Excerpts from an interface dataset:
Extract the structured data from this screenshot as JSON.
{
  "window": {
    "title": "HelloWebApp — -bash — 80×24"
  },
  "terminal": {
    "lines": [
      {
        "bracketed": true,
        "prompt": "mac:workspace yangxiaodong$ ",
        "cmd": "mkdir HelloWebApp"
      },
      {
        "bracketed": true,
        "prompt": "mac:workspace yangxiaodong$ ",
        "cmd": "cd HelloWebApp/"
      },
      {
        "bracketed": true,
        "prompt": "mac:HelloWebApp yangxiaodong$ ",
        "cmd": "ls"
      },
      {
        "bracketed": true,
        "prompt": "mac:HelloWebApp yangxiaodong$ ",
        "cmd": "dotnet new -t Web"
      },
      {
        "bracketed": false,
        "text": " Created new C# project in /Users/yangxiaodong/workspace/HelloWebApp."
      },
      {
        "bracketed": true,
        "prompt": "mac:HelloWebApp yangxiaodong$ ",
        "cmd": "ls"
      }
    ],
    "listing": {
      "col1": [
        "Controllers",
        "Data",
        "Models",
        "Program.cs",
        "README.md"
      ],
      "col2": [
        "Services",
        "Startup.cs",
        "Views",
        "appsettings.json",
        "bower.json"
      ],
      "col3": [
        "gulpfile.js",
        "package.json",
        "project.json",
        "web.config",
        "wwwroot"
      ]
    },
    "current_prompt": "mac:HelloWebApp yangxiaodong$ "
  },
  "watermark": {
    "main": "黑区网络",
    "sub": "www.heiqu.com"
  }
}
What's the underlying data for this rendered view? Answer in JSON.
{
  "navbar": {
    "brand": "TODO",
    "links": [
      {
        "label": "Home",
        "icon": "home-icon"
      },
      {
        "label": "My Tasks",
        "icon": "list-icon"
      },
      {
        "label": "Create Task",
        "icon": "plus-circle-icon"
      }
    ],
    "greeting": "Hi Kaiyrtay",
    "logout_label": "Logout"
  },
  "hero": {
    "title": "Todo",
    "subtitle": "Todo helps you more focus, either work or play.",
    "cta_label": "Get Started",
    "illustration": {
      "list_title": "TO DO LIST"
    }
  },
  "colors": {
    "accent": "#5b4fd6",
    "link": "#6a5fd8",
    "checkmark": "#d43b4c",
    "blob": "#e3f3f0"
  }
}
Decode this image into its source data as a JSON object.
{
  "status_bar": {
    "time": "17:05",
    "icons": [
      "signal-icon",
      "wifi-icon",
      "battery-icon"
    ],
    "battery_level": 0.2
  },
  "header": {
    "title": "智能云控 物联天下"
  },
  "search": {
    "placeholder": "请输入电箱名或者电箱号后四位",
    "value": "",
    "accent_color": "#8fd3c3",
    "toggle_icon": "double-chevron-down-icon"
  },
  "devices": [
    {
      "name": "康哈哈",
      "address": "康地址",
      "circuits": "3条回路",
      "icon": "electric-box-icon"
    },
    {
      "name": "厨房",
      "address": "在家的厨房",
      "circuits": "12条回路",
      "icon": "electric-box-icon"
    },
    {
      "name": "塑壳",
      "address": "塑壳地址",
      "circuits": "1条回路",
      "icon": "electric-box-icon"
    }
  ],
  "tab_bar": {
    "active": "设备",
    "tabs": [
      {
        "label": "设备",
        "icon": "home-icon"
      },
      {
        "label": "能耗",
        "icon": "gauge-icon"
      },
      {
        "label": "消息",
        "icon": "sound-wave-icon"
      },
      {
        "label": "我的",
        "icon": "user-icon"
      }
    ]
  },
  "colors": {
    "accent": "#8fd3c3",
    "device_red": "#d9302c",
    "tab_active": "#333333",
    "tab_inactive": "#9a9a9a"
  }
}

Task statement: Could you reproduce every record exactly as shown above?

Solved exercise:
Extract the structured data from this screenshot as JSON.
{
  "window": {
    "title": "HelloWebApp — -bash — 80×24"
  },
  "terminal": {
    "lines": [
      {
        "bracketed": true,
        "prompt": "mac:workspace yangxiaodong$ ",
        "cmd": "mkdir HelloWebApp"
      },
      {
        "bracketed": true,
        "prompt": "mac:workspace yangxiaodong$ ",
        "cmd": "cd HelloWebApp/"
      },
      {
        "bracketed": true,
        "prompt": "mac:HelloWebApp yangxiaodong$ ",
        "cmd": "ls"
      },
      {
        "bracketed": true,
        "prompt": "mac:HelloWebApp yangxiaodong$ ",
        "cmd": "dotnet new -t Web"
      },
      {
        "bracketed": false,
        "text": " Created new C# project in /Users/yangxiaodong/workspace/HelloWebApp."
      },
      {
        "bracketed": true,
        "prompt": "mac:HelloWebApp yangxiaodong$ ",
        "cmd": "ls"
      }
    ],
    "listing": {
      "col1": [
        "Controllers",
        "Data",
        "Models",
        "Program.cs",
        "README.md"
      ],
      "col2": [
        "Services",
        "Startup.cs",
        "Views",
        "appsettings.json",
        "bower.json"
      ],
      "col3": [
        "gulpfile.js",
        "package.json",
        "project.json",
        "web.config",
        "wwwroot"
      ]
    },
    "current_prompt": "mac:HelloWebApp yangxiaodong$ "
  },
  "watermark": {
    "main": "黑区网络",
    "sub": "www.heiqu.com"
  }
}
What's the underlying data for this rendered view? Answer in JSON.
{
  "navbar": {
    "brand": "TODO",
    "links": [
      {
        "label": "Home",
        "icon": "home-icon"
      },
      {
        "label": "My Tasks",
        "icon": "list-icon"
      },
      {
        "label": "Create Task",
        "icon": "plus-circle-icon"
      }
    ],
    "greeting": "Hi Kaiyrtay",
    "logout_label": "Logout"
  },
  "hero": {
    "title": "Todo",
    "subtitle": "Todo helps you more focus, either work or play.",
    "cta_label": "Get Started",
    "illustration": {
      "list_title": "TO DO LIST"
    }
  },
  "colors": {
    "accent": "#5b4fd6",
    "link": "#6a5fd8",
    "checkmark": "#d43b4c",
    "blob": "#e3f3f0"
  }
}
Decode this image into its source data as a JSON object.
{
  "status_bar": {
    "time": "17:05",
    "icons": [
      "signal-icon",
      "wifi-icon",
      "battery-icon"
    ],
    "battery_level": 0.2
  },
  "header": {
    "title": "智能云控 物联天下"
  },
  "search": {
    "placeholder": "请输入电箱名或者电箱号后四位",
    "value": "",
    "accent_color": "#8fd3c3",
    "toggle_icon": "double-chevron-down-icon"
  },
  "devices": [
    {
      "name": "康哈哈",
      "address": "康地址",
      "circuits": "3条回路",
      "icon": "electric-box-icon"
    },
    {
      "name": "厨房",
      "address": "在家的厨房",
      "circuits": "12条回路",
      "icon": "electric-box-icon"
    },
    {
      "name": "塑壳",
      "address": "塑壳地址",
      "circuits": "1条回路",
      "icon": "electric-box-icon"
    }
  ],
  "tab_bar": {
    "active": "设备",
    "tabs": [
      {
        "label": "设备",
        "icon": "home-icon"
      },
      {
        "label": "能耗",
        "icon": "gauge-icon"
      },
      {
        "label": "消息",
        "icon": "sound-wave-icon"
      },
      {
        "label": "我的",
        "icon": "user-icon"
      }
    ]
  },
  "colors": {
    "accent": "#8fd3c3",
    "device_red": "#d9302c",
    "tab_active": "#333333",
    "tab_inactive": "#9a9a9a"
  }
}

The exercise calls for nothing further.